- WORK INSTRUCTION
The answer should contain each record below, repeated exactly.

- DATASET EXCERPTS
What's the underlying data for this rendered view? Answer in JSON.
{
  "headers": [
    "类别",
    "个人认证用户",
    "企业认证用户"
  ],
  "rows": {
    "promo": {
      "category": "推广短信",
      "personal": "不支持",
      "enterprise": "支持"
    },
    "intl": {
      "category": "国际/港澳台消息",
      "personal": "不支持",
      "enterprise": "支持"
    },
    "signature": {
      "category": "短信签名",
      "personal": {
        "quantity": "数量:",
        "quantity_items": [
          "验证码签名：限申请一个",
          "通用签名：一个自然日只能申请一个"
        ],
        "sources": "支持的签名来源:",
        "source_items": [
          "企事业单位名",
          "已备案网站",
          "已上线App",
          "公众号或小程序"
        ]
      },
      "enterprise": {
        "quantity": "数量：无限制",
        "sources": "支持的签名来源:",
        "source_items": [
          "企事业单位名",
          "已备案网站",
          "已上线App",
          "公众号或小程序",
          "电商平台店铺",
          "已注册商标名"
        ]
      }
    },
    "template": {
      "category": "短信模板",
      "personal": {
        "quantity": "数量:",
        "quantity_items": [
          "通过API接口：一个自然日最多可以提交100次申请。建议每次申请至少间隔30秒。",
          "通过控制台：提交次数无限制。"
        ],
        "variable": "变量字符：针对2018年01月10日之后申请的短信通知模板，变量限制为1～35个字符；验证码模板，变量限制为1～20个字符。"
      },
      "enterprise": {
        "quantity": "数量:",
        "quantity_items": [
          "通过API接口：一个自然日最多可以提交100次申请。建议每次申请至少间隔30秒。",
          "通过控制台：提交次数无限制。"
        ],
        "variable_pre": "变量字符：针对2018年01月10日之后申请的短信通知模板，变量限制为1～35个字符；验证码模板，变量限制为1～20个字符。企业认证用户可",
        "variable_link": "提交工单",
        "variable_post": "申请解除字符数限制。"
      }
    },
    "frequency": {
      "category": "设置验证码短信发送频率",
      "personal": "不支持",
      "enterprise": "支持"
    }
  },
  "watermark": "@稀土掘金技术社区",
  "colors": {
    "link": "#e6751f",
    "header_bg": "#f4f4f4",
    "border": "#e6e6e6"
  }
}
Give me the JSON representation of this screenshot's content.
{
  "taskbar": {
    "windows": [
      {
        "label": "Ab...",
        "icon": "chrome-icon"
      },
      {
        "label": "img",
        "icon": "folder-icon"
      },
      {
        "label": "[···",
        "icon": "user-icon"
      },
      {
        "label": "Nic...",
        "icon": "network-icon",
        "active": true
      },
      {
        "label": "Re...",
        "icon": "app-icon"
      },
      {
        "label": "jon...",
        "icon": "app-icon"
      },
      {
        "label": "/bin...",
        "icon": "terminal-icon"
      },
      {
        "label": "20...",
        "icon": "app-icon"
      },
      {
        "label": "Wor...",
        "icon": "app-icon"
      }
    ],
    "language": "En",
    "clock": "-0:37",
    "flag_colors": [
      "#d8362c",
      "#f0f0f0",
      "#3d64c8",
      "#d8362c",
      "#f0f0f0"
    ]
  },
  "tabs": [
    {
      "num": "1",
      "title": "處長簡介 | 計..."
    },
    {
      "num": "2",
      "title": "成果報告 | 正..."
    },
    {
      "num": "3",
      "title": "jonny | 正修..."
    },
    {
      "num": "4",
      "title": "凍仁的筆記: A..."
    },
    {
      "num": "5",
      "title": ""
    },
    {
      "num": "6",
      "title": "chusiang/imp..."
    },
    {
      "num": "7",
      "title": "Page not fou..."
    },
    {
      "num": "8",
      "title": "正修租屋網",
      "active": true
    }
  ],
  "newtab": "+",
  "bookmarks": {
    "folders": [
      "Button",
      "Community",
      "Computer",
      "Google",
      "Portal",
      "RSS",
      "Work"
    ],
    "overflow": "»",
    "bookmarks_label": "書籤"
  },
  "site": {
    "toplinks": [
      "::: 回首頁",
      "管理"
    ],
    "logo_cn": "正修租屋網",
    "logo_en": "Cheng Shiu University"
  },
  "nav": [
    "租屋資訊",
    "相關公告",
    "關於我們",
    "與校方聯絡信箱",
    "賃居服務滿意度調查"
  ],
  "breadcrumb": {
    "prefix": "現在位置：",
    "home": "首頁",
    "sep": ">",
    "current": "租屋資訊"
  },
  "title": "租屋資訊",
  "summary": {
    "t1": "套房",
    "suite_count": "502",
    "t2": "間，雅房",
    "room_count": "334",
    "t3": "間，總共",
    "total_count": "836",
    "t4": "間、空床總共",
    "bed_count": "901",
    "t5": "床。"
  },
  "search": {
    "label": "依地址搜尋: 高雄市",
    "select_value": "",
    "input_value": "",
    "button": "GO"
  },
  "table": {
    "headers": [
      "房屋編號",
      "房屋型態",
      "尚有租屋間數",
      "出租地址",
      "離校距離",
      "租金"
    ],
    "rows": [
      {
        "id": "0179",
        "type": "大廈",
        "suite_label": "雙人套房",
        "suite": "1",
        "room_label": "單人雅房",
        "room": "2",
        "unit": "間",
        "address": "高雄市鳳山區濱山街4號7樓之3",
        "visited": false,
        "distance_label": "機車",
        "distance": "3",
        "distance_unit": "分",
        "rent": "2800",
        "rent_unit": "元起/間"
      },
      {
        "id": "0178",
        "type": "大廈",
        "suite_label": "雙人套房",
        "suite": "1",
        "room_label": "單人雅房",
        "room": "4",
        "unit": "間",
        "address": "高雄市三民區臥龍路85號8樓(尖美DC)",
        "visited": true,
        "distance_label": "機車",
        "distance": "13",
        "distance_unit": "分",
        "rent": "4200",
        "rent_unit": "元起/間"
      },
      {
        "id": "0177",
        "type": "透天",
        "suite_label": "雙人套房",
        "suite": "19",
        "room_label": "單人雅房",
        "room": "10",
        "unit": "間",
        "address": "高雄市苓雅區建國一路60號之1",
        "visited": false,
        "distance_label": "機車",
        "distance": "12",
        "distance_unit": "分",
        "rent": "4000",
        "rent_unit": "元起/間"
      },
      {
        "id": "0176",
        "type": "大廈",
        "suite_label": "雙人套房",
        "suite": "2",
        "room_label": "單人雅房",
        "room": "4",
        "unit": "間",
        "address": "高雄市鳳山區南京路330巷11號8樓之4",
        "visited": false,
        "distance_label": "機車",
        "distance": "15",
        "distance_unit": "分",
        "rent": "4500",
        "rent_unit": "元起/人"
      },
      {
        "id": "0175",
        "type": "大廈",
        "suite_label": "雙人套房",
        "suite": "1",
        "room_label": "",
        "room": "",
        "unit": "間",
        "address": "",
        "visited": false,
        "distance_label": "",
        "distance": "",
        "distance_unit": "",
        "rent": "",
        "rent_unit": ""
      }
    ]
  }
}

- ANSWER SECTION
What's the underlying data for this rendered view? Answer in JSON.
{
  "headers": [
    "类别",
    "个人认证用户",
    "企业认证用户"
  ],
  "rows": {
    "promo": {
      "category": "推广短信",
      "personal": "不支持",
      "enterprise": "支持"
    },
    "intl": {
      "category": "国际/港澳台消息",
      "personal": "不支持",
      "enterprise": "支持"
    },
    "signature": {
      "category": "短信签名",
      "personal": {
        "quantity": "数量:",
        "quantity_items": [
          "验证码签名：限申请一个",
          "通用签名：一个自然日只能申请一个"
        ],
        "sources": "支持的签名来源:",
        "source_items": [
          "企事业单位名",
          "已备案网站",
          "已上线App",
          "公众号或小程序"
        ]
      },
      "enterprise": {
        "quantity": "数量：无限制",
        "sources": "支持的签名来源:",
        "source_items": [
          "企事业单位名",
          "已备案网站",
          "已上线App",
          "公众号或小程序",
          "电商平台店铺",
          "已注册商标名"
        ]
      }
    },
    "template": {
      "category": "短信模板",
      "personal": {
        "quantity": "数量:",
        "quantity_items": [
          "通过API接口：一个自然日最多可以提交100次申请。建议每次申请至少间隔30秒。",
          "通过控制台：提交次数无限制。"
        ],
        "variable": "变量字符：针对2018年01月10日之后申请的短信通知模板，变量限制为1～35个字符；验证码模板，变量限制为1～20个字符。"
      },
      "enterprise": {
        "quantity": "数量:",
        "quantity_items": [
          "通过API接口：一个自然日最多可以提交100次申请。建议每次申请至少间隔30秒。",
          "通过控制台：提交次数无限制。"
        ],
        "variable_pre": "变量字符：针对2018年01月10日之后申请的短信通知模板，变量限制为1～35个字符；验证码模板，变量限制为1～20个字符。企业认证用户可",
        "variable_link": "提交工单",
        "variable_post": "申请解除字符数限制。"
      }
    },
    "frequency": {
      "category": "设置验证码短信发送频率",
      "personal": "不支持",
      "enterprise": "支持"
    }
  },
  "watermark": "@稀土掘金技术社区",
  "colors": {
    "link": "#e6751f",
    "header_bg": "#f4f4f4",
    "border": "#e6e6e6"
  }
}
Give me the JSON representation of this screenshot's content.
{
  "taskbar": {
    "windows": [
      {
        "label": "Ab...",
        "icon": "chrome-icon"
      },
      {
        "label": "img",
        "icon": "folder-icon"
      },
      {
        "label": "[···",
        "icon": "user-icon"
      },
      {
        "label": "Nic...",
        "icon": "network-icon",
        "active": true
      },
      {
        "label": "Re...",
        "icon": "app-icon"
      },
      {
        "label": "jon...",
        "icon": "app-icon"
      },
      {
        "label": "/bin...",
        "icon": "terminal-icon"
      },
      {
        "label": "20...",
        "icon": "app-icon"
      },
      {
        "label": "Wor...",
        "icon": "app-icon"
      }
    ],
    "language": "En",
    "clock": "-0:37",
    "flag_colors": [
      "#d8362c",
      "#f0f0f0",
      "#3d64c8",
      "#d8362c",
      "#f0f0f0"
    ]
  },
  "tabs": [
    {
      "num": "1",
      "title": "處長簡介 | 計..."
    },
    {
      "num": "2",
      "title": "成果報告 | 正..."
    },
    {
      "num": "3",
      "title": "jonny | 正修..."
    },
    {
      "num": "4",
      "title": "凍仁的筆記: A..."
    },
    {
      "num": "5",
      "title": ""
    },
    {
      "num": "6",
      "title": "chusiang/imp..."
    },
    {
      "num": "7",
      "title": "Page not fou..."
    },
    {
      "num": "8",
      "title": "正修租屋網",
      "active": true
    }
  ],
  "newtab": "+",
  "bookmarks": {
    "folders": [
      "Button",
      "Community",
      "Computer",
      "Google",
      "Portal",
      "RSS",
      "Work"
    ],
    "overflow": "»",
    "bookmarks_label": "書籤"
  },
  "site": {
    "toplinks": [
      "::: 回首頁",
      "管理"
    ],
    "logo_cn": "正修租屋網",
    "logo_en": "Cheng Shiu University"
  },
  "nav": [
    "租屋資訊",
    "相關公告",
    "關於我們",
    "與校方聯絡信箱",
    "賃居服務滿意度調查"
  ],
  "breadcrumb": {
    "prefix": "現在位置：",
    "home": "首頁",
    "sep": ">",
    "current": "租屋資訊"
  },
  "title": "租屋資訊",
  "summary": {
    "t1": "套房",
    "suite_count": "502",
    "t2": "間，雅房",
    "room_count": "334",
    "t3": "間，總共",
    "total_count": "836",
    "t4": "間、空床總共",
    "bed_count": "901",
    "t5": "床。"
  },
  "search": {
    "label": "依地址搜尋: 高雄市",
    "select_value": "",
    "input_value": "",
    "button": "GO"
  },
  "table": {
    "headers": [
      "房屋編號",
      "房屋型態",
      "尚有租屋間數",
      "出租地址",
      "離校距離",
      "租金"
    ],
    "rows": [
      {
        "id": "0179",
        "type": "大廈",
        "suite_label": "雙人套房",
        "suite": "1",
        "room_label": "單人雅房",
        "room": "2",
        "unit": "間",
        "address": "高雄市鳳山區濱山街4號7樓之3",
        "visited": false,
        "distance_label": "機車",
        "distance": "3",
        "distance_unit": "分",
        "rent": "2800",
        "rent_unit": "元起/間"
      },
      {
        "id": "0178",
        "type": "大廈",
        "suite_label": "雙人套房",
        "suite": "1",
        "room_label": "單人雅房",
        "room": "4",
        "unit": "間",
        "address": "高雄市三民區臥龍路85號8樓(尖美DC)",
        "visited": true,
        "distance_label": "機車",
        "distance": "13",
        "distance_unit": "分",
        "rent": "4200",
        "rent_unit": "元起/間"
      },
      {
        "id": "0177",
        "type": "透天",
        "suite_label": "雙人套房",
        "suite": "19",
        "room_label": "單人雅房",
        "room": "10",
        "unit": "間",
        "address": "高雄市苓雅區建國一路60號之1",
        "visited": false,
        "distance_label": "機車",
        "distance": "12",
        "distance_unit": "分",
        "rent": "4000",
        "rent_unit": "元起/間"
      },
      {
        "id": "0176",
        "type": "大廈",
        "suite_label": "雙人套房",
        "suite": "2",
        "room_label": "單人雅房",
        "room": "4",
        "unit": "間",
        "address": "高雄市鳳山區南京路330巷11號8樓之4",
        "visited": false,
        "distance_label": "機車",
        "distance": "15",
        "distance_unit": "分",
        "rent": "4500",
        "rent_unit": "元起/人"
      },
      {
        "id": "0175",
        "type": "大廈",
        "suite_label": "雙人套房",
        "suite": "1",
        "room_label": "",
        "room": "",
        "unit": "間",
        "address": "",
        "visited": false,
        "distance_label": "",
        "distance": "",
        "distance_unit": "",
        "rent": "",
        "rent_unit": ""
      }
    ]
  }
}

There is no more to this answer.